Available data:

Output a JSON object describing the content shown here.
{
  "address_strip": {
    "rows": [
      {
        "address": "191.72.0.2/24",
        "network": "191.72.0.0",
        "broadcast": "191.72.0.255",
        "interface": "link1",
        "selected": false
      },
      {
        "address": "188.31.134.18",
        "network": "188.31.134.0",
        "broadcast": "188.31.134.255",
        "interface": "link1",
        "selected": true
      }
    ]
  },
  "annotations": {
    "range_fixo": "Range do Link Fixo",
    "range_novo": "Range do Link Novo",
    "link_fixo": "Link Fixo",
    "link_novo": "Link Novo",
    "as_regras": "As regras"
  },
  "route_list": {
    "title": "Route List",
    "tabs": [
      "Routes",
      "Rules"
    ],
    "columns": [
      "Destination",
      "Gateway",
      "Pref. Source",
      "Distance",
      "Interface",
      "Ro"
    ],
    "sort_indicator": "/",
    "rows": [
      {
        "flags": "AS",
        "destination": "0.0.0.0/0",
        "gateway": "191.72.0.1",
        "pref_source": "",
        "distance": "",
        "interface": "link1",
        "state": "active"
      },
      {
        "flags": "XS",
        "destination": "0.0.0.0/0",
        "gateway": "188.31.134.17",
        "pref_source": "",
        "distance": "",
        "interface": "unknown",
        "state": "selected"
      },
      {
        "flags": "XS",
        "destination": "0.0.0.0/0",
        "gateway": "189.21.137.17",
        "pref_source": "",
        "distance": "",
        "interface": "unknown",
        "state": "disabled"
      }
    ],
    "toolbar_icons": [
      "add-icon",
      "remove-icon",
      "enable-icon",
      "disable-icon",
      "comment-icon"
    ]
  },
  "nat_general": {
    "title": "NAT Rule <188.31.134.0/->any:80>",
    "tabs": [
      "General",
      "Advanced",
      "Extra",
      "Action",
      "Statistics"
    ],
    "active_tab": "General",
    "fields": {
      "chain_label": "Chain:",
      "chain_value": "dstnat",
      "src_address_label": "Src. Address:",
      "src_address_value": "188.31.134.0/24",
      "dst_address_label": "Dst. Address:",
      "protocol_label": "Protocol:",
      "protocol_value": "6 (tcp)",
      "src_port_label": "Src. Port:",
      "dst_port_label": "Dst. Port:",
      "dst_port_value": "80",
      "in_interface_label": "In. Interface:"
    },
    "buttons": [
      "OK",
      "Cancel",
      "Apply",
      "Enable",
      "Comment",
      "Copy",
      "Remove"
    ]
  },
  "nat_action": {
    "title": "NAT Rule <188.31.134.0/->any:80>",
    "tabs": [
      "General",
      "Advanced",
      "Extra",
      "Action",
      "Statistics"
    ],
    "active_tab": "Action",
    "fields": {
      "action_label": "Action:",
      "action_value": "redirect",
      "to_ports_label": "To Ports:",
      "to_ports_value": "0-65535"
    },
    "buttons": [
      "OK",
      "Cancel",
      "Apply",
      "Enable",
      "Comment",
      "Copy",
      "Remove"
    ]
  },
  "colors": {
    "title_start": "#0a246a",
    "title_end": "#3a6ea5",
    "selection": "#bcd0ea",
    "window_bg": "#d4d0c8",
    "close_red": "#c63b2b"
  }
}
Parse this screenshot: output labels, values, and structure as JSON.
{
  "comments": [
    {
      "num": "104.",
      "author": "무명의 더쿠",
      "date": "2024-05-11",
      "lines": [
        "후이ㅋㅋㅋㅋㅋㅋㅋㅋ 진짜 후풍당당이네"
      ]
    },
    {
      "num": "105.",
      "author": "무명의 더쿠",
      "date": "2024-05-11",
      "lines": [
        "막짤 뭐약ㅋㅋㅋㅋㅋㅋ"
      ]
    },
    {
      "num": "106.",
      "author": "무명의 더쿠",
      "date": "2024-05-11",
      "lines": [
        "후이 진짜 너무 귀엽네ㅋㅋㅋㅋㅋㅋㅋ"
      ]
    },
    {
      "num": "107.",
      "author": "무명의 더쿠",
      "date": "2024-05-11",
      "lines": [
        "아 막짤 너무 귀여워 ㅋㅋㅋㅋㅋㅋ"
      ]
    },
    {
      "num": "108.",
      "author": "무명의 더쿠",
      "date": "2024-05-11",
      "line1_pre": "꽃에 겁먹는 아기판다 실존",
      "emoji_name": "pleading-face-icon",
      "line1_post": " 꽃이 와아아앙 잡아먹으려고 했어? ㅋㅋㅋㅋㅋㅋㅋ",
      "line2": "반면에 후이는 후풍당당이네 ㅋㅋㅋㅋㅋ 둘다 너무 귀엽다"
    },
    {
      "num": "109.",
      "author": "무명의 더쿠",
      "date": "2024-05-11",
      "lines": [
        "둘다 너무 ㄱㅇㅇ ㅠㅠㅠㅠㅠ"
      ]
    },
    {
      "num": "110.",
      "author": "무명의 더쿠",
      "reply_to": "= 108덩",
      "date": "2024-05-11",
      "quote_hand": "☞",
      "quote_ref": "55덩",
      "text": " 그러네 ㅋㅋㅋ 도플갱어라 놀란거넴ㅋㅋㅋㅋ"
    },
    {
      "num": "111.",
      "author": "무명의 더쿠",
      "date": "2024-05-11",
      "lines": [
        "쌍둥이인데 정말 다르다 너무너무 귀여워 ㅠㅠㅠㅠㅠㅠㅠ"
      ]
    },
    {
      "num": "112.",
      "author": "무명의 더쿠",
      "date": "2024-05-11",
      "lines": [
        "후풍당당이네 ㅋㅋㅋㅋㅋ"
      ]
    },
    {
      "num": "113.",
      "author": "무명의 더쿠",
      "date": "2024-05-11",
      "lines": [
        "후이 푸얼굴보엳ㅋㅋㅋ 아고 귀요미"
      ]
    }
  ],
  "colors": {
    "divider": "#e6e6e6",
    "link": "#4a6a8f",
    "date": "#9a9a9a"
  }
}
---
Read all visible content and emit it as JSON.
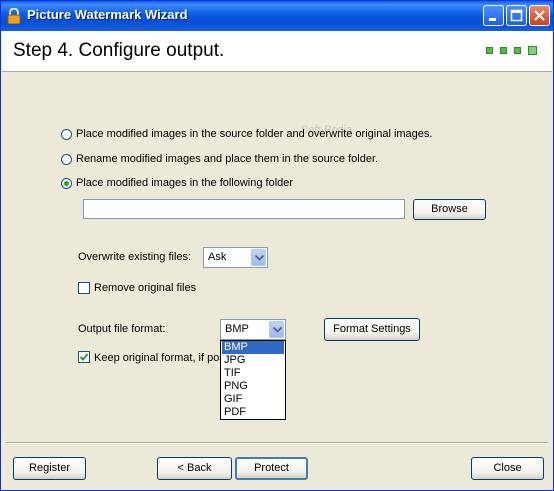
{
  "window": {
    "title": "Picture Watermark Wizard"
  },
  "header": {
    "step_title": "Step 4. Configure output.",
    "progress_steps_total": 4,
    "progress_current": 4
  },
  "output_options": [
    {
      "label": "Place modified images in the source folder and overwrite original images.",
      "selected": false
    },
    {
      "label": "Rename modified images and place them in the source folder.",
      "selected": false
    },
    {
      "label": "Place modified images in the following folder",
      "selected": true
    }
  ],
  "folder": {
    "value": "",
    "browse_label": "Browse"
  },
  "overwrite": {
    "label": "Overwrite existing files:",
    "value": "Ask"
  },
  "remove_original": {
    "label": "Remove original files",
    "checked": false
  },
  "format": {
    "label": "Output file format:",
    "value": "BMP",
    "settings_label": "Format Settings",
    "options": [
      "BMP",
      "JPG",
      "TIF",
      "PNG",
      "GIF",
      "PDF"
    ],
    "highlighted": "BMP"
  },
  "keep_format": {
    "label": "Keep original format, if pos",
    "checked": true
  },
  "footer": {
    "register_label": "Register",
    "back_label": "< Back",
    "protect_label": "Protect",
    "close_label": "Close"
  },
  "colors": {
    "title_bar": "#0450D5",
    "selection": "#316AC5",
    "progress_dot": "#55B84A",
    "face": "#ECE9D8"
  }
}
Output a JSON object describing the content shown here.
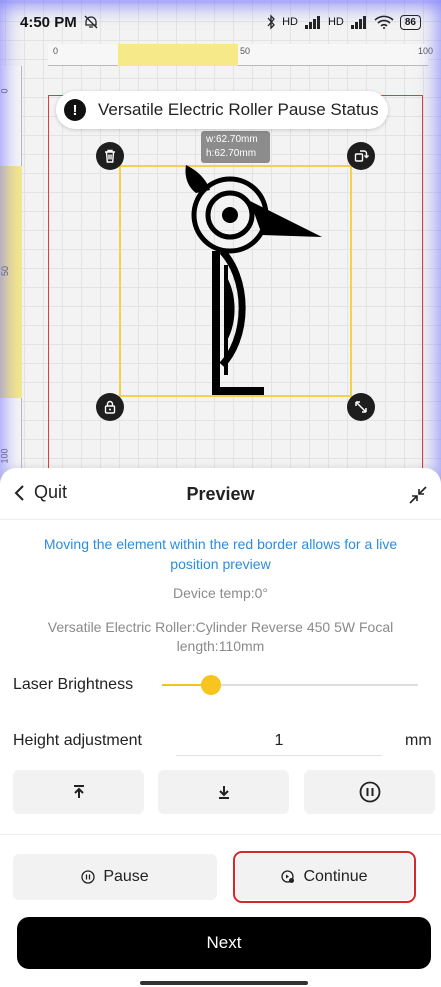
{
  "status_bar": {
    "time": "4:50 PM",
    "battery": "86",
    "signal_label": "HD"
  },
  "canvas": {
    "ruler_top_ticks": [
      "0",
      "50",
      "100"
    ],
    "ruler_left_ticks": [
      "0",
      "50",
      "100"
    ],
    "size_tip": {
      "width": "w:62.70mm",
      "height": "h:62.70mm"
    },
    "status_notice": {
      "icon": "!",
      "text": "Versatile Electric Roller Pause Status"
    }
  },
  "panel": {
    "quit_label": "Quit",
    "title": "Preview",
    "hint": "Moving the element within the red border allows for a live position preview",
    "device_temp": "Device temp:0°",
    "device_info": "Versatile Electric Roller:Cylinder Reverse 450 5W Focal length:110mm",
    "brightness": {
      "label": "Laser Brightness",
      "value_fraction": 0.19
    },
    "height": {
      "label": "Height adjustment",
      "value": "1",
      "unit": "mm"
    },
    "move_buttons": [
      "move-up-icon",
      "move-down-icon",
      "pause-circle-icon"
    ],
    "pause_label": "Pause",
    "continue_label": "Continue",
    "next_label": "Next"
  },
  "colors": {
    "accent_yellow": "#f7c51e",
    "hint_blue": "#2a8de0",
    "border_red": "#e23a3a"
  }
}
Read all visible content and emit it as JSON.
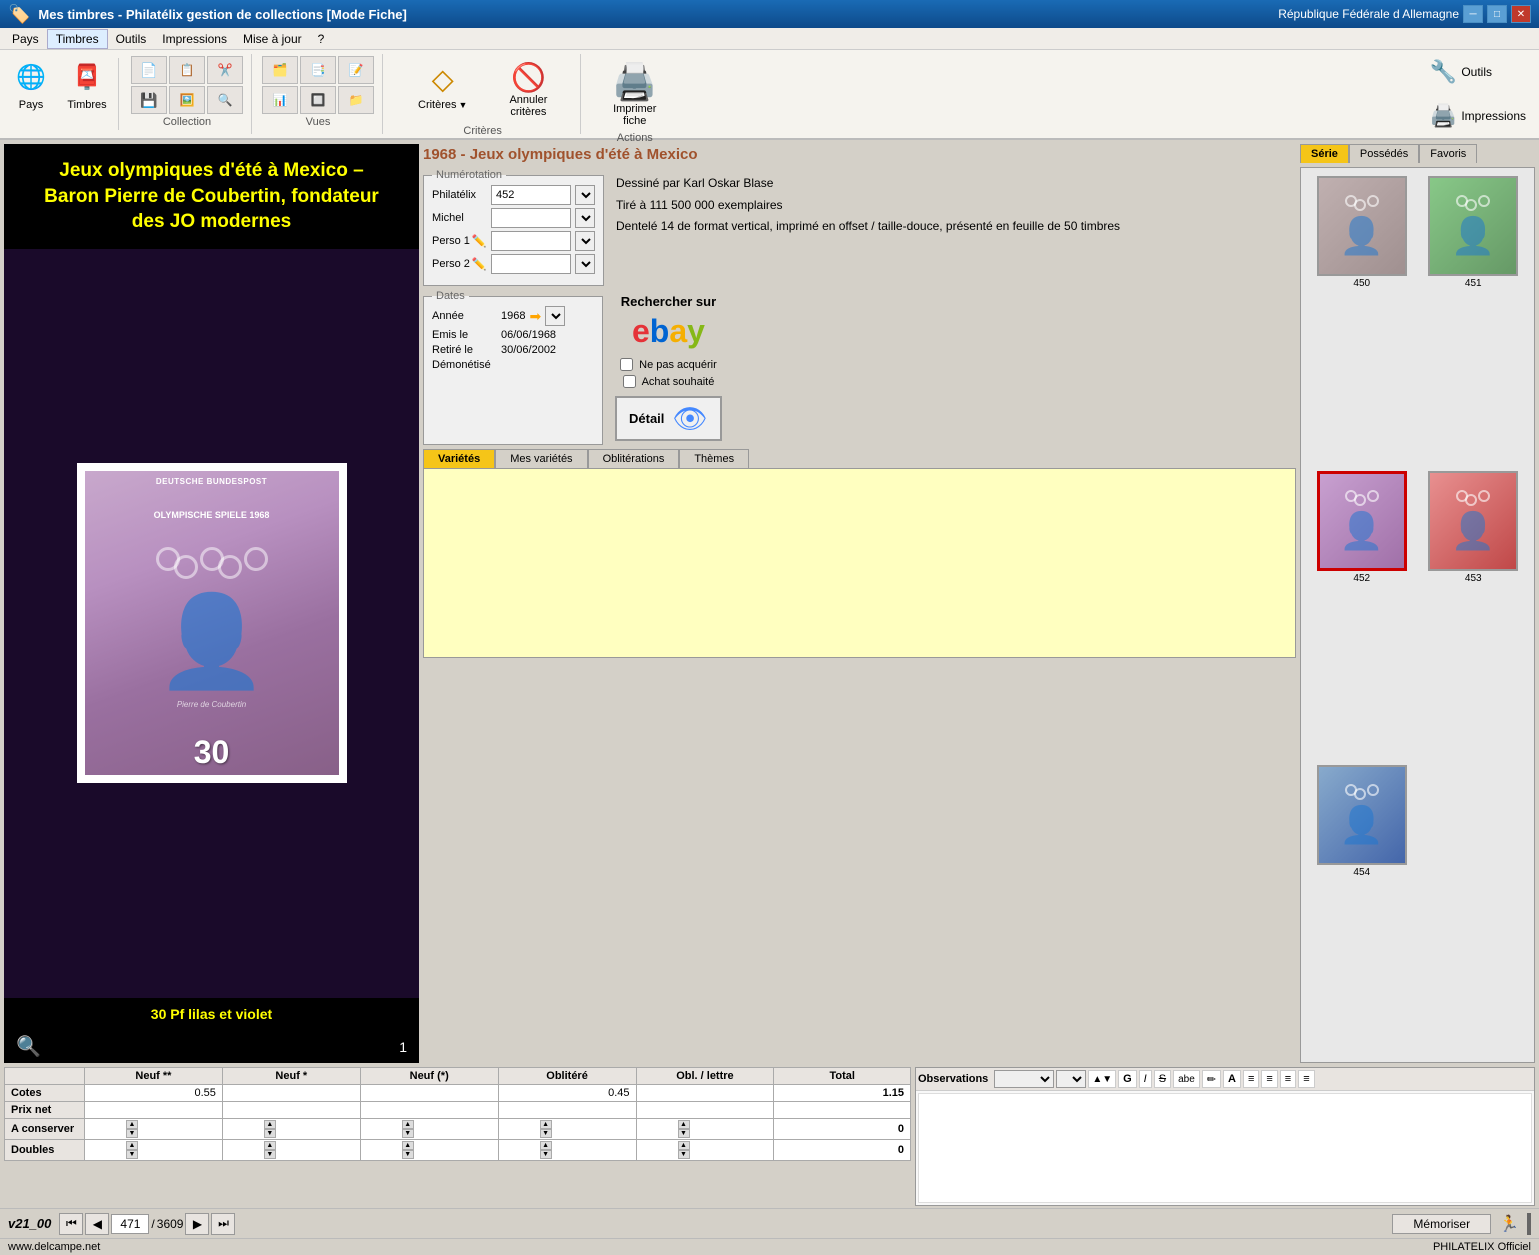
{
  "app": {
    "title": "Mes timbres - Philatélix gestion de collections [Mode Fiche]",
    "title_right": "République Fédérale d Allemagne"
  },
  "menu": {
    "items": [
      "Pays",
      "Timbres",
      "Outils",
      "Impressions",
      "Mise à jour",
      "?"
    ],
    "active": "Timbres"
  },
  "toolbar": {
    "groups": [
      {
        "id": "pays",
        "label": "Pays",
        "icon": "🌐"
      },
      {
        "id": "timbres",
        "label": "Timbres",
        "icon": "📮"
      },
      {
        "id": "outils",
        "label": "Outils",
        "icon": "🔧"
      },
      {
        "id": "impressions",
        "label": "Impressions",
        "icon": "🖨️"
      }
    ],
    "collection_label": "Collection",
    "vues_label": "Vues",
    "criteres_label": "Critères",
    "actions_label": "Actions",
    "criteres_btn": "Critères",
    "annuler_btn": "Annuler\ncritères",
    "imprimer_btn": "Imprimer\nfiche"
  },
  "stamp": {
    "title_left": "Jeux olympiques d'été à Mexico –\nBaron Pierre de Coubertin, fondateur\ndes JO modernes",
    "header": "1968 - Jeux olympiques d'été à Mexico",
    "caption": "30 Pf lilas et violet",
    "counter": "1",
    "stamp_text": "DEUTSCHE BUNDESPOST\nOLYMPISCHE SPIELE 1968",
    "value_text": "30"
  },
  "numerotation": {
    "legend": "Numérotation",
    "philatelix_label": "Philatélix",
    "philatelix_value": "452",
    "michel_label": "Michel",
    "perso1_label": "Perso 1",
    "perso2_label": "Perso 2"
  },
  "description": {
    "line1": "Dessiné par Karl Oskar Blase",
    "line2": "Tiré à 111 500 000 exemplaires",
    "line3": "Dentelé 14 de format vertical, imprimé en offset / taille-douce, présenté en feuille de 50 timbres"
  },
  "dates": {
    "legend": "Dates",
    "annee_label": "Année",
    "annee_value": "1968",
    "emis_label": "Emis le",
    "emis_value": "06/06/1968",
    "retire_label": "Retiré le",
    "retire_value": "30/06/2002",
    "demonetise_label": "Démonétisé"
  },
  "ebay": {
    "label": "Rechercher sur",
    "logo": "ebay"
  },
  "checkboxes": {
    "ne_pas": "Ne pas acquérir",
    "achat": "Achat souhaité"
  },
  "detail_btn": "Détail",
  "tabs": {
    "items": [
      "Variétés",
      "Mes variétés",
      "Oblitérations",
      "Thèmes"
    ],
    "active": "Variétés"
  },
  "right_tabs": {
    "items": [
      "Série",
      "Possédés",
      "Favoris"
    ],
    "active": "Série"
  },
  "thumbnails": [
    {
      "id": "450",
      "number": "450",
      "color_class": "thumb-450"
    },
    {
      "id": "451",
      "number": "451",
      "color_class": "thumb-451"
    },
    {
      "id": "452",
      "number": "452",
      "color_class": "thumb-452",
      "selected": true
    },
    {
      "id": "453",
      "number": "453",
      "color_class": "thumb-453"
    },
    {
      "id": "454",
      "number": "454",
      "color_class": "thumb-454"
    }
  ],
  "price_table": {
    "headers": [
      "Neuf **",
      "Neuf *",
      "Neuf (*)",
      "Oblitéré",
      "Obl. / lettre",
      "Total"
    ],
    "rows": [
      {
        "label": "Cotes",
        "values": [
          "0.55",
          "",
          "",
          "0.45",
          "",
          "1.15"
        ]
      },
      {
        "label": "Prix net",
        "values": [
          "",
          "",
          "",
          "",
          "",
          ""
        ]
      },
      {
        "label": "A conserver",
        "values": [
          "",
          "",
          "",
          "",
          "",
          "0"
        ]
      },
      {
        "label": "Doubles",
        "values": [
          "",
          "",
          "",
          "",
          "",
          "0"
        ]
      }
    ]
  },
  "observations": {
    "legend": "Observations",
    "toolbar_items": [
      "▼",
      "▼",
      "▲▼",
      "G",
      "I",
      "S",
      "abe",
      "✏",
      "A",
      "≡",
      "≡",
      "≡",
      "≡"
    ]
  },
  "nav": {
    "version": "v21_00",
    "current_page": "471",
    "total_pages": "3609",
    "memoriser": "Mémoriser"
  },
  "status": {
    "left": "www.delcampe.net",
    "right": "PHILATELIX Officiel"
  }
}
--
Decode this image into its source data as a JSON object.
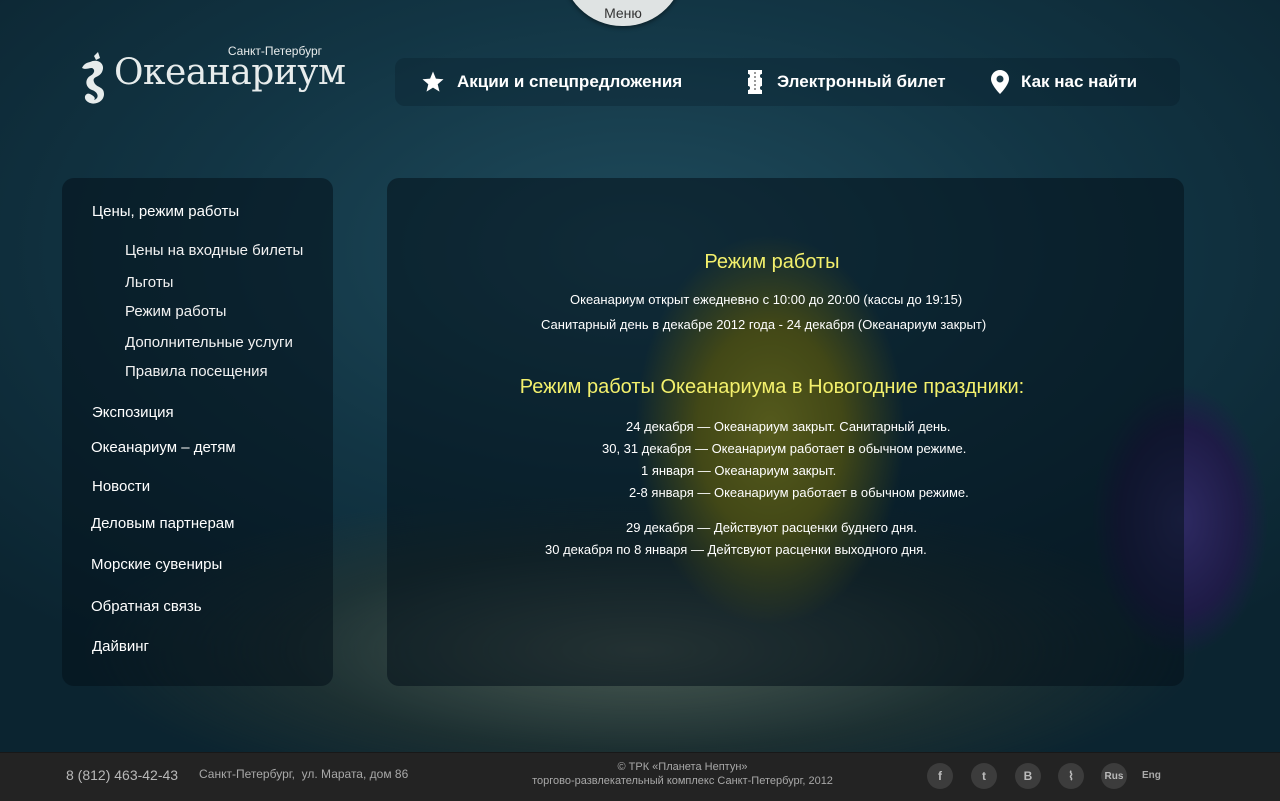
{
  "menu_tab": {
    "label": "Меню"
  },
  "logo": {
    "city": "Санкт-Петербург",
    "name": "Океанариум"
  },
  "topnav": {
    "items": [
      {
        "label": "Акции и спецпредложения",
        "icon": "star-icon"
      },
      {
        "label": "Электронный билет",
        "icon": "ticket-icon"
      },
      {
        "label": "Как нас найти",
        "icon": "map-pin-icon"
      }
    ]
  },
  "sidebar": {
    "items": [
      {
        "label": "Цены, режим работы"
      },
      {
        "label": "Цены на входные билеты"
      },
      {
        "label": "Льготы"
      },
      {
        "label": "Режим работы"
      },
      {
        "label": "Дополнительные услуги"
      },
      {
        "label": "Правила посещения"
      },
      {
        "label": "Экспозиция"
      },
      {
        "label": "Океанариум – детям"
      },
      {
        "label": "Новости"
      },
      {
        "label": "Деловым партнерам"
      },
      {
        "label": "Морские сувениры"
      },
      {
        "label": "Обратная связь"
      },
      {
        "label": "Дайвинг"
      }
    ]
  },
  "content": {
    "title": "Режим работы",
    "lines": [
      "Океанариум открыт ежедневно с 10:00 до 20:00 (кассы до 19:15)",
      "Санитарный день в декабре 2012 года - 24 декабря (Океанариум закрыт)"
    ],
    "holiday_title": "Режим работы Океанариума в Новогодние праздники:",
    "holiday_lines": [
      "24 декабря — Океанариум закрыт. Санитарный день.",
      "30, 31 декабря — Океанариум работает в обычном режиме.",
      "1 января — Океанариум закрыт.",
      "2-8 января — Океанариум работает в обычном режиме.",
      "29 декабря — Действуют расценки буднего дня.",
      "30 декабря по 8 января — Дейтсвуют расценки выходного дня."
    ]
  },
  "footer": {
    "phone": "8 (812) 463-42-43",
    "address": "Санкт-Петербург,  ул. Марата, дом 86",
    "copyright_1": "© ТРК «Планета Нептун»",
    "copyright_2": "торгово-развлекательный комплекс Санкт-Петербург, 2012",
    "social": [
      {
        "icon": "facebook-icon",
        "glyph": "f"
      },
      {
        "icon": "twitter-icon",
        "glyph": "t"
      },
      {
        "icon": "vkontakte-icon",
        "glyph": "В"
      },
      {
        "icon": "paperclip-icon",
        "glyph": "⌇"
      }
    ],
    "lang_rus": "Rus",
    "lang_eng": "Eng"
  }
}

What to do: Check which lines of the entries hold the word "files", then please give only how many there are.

Response area: 2